I am the first to admit that I am not the best home repair person in the world. When something breaks, it usually takes me a while to figure out how to make the repairs or to break down and hire someone to make the repairs for me. When my dishwasher was leaking, I made the big mistake of not taking action immediately. Instead, I just stopped using it. I thought that not using it solved my problems, but it didn't. About three weeks later, I had to hire a repair contractor to fix all of the damage that the dishwasher had caused. Find out about water damage on my blog.
You've pulled all of your personal items out of your flooded basement and laid them out on your lawn. Now you have to begin the task of going over each item to determine if they can be salvaged. Here are some tips to know what can be saved and which items will require more time and money that they are worth.
The Type of Flood Water Determines Recoverability
Professional water restoration companies classify flood waters three ways to help decide how easy it is to recover an item:

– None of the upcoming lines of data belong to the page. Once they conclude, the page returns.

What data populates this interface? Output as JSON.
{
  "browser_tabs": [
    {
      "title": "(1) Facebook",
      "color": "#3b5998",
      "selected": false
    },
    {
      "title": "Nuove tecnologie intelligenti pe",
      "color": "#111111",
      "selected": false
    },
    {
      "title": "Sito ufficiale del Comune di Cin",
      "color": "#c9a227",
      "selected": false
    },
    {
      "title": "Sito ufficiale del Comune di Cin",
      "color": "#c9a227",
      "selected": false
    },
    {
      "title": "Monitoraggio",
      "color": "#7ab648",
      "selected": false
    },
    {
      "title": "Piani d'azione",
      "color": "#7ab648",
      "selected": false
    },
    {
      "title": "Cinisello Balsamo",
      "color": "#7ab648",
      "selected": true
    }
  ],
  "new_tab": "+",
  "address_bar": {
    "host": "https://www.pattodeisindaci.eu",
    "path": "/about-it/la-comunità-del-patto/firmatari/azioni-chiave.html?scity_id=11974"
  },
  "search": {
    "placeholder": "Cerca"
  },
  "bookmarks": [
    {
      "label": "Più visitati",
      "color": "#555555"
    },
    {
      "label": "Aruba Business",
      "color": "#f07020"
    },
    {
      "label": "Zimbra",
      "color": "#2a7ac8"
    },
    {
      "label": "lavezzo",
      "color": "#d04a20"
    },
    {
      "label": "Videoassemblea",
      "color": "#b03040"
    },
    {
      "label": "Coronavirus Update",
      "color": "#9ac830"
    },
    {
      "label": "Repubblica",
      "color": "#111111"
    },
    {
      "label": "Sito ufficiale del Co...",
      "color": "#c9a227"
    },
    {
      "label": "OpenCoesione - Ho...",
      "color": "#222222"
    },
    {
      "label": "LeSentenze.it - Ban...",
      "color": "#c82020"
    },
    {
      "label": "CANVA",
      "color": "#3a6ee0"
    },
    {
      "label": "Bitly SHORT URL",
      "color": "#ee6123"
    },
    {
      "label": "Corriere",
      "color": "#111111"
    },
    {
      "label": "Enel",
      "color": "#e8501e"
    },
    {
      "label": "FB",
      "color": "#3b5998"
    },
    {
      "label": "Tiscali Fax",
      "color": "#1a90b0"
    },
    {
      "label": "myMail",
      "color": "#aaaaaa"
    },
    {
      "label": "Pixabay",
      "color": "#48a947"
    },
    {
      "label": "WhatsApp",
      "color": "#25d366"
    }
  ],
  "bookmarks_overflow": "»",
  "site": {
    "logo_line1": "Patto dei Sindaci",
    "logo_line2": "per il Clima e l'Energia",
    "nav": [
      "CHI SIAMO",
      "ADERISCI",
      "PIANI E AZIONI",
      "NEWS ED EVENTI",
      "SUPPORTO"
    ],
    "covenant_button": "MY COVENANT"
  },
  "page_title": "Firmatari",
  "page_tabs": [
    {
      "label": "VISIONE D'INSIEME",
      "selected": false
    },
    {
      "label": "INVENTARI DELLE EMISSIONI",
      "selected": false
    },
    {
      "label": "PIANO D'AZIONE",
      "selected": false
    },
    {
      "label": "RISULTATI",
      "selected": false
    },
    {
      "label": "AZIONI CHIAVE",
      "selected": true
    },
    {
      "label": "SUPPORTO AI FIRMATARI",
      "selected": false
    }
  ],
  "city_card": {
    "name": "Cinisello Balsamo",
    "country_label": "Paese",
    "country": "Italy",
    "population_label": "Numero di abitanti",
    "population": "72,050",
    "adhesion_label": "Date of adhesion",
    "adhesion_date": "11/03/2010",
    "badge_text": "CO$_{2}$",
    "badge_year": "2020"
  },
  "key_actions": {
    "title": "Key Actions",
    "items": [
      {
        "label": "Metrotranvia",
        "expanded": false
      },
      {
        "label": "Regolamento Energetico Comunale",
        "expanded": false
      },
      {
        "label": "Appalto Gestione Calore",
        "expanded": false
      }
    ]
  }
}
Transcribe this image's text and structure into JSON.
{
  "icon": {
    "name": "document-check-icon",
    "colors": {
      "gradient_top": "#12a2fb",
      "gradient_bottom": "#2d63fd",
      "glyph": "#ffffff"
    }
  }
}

Items damaged by category 1 water can be saved if they can be dried out sufficiently. Category 2 water damaged items need to be dried out and disinfected. Items soaked by category 3 water should be thrown out because of the expense of thoroughly disinfecting the items to make them safe to handle again.

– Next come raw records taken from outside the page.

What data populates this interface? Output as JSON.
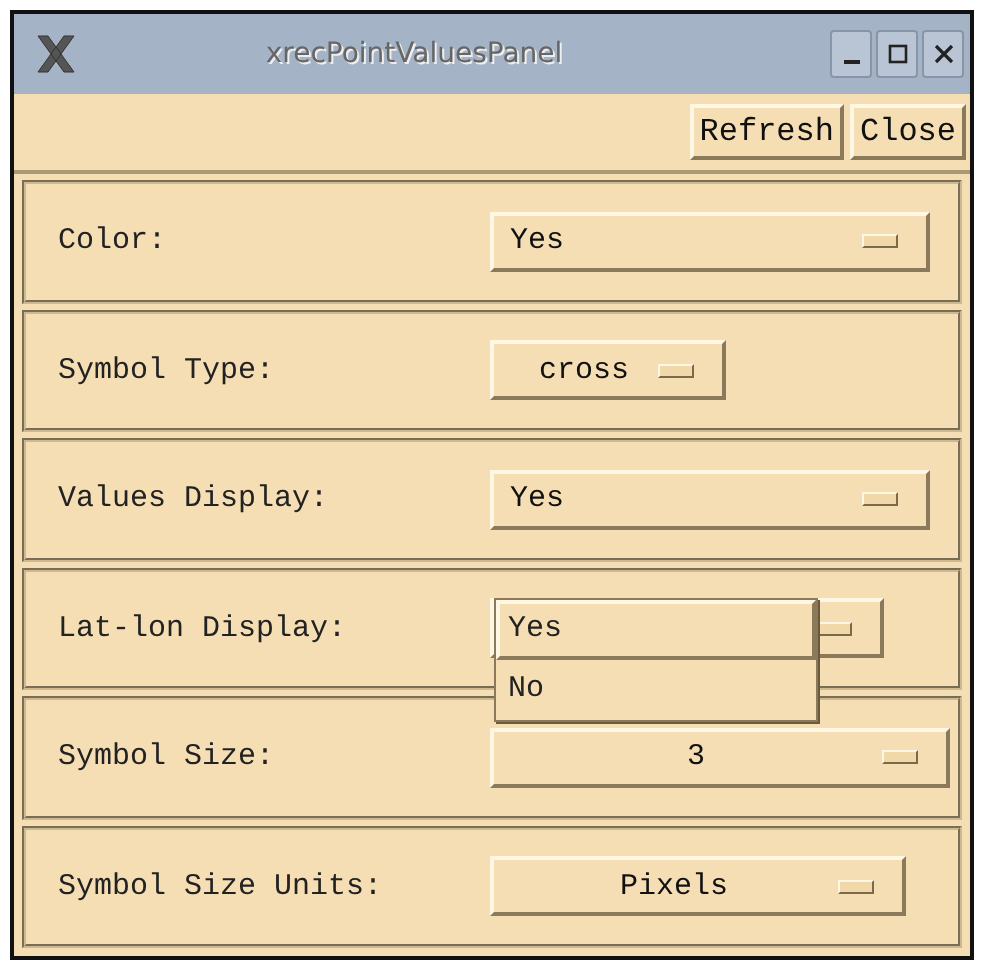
{
  "window": {
    "title": "xrecPointValuesPanel"
  },
  "buttons": [
    "Refresh",
    "Close"
  ],
  "settings": [
    {
      "label": "Color:",
      "value": "Yes",
      "kind": "left",
      "open": false
    },
    {
      "label": "Symbol Type:",
      "value": "cross",
      "kind": "centered",
      "open": false
    },
    {
      "label": "Values Display:",
      "value": "Yes",
      "kind": "left",
      "open": false
    },
    {
      "label": "Lat-lon Display:",
      "kind": "left",
      "open": true,
      "options": [
        {
          "label": "Yes",
          "selected": true
        },
        {
          "label": "No",
          "selected": false
        }
      ]
    },
    {
      "label": "Symbol Size:",
      "value": "3",
      "kind": "centered",
      "open": false
    },
    {
      "label": "Symbol Size Units:",
      "value": "Pixels",
      "kind": "centered",
      "open": false
    }
  ]
}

Books and Magazines
The soaked paper swells and you'll rarely restore them to their original look, no matter how thoroughly they are dried. Glossy pages will tend to stick to each other. You can take rare volumes to a water restoration specialist for an evaluation of how well they can recover the book.

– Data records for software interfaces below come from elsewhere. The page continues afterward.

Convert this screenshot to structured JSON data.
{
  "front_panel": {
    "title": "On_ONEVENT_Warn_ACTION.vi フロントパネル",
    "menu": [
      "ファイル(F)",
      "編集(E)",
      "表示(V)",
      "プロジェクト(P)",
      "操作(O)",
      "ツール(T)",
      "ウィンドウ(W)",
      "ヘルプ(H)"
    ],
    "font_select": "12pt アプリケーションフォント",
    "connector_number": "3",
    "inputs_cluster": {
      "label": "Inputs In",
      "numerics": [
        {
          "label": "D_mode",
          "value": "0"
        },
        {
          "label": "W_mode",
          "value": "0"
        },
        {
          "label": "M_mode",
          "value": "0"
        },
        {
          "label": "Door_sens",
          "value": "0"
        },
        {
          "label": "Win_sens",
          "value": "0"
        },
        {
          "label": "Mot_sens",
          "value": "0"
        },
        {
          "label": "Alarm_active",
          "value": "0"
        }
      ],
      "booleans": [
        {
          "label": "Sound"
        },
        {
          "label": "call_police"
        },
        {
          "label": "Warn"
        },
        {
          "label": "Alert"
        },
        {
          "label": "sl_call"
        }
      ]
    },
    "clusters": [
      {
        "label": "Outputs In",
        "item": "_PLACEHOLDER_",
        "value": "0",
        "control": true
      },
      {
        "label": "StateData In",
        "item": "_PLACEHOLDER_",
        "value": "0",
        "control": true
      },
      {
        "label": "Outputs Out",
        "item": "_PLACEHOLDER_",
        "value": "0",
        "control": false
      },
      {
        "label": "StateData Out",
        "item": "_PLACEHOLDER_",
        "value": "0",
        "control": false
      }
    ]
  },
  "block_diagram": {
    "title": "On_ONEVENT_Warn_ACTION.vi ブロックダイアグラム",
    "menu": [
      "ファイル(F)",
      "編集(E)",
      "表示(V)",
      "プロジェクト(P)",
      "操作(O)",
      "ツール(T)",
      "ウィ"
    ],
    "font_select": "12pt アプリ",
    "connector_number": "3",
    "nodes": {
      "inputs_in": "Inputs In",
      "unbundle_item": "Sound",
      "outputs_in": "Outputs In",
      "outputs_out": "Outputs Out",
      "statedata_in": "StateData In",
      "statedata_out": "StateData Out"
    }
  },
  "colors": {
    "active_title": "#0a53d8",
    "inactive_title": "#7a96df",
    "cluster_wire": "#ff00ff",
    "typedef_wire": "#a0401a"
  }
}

Allow important papers to dry then photograph them or make copies and throw away the originals.
Photographs and Framed Pictures
Take pictures out of their frames. Place photos between sheets of paper towels to dry. Place a flat heavy object on photos so they don't curl as they dry. Drying photos slowly will minimize the curling.
Wash these items in hot water and bleach them to kill any microorganisms your clothes may have picked up from the flood water.
Carpeting that sits in flood water longer than 24 hours can become a breeding ground for mold and mildew. Pull up any wall-to-wall carpet and allow it to dry then take it to a carpet cleaner for shampooing and steam cleaning. Throw away the carpet pad and allow the wood floor to dry completely before putting down new padding.
Upholstered furniture soaked by flood water has a high risk of becoming infected with mold. The padding and covering must be cleaned and dried soon after the flood to prevent mold from setting in. A healthier option is to dispose of large pieces and replace them.
Position these items so as much water drains out of them as possible. Allow all electronic items to dry completely before plugging them in and turning them on. Most electronics will work once they are dried out, unless the item is full of dirt and debris from the flood. In that case, you can try to flush out the device and dry it out.
To learn more, contact a water restoration company like EccoPros Disaster Restoration LLC.Share
18 September 2015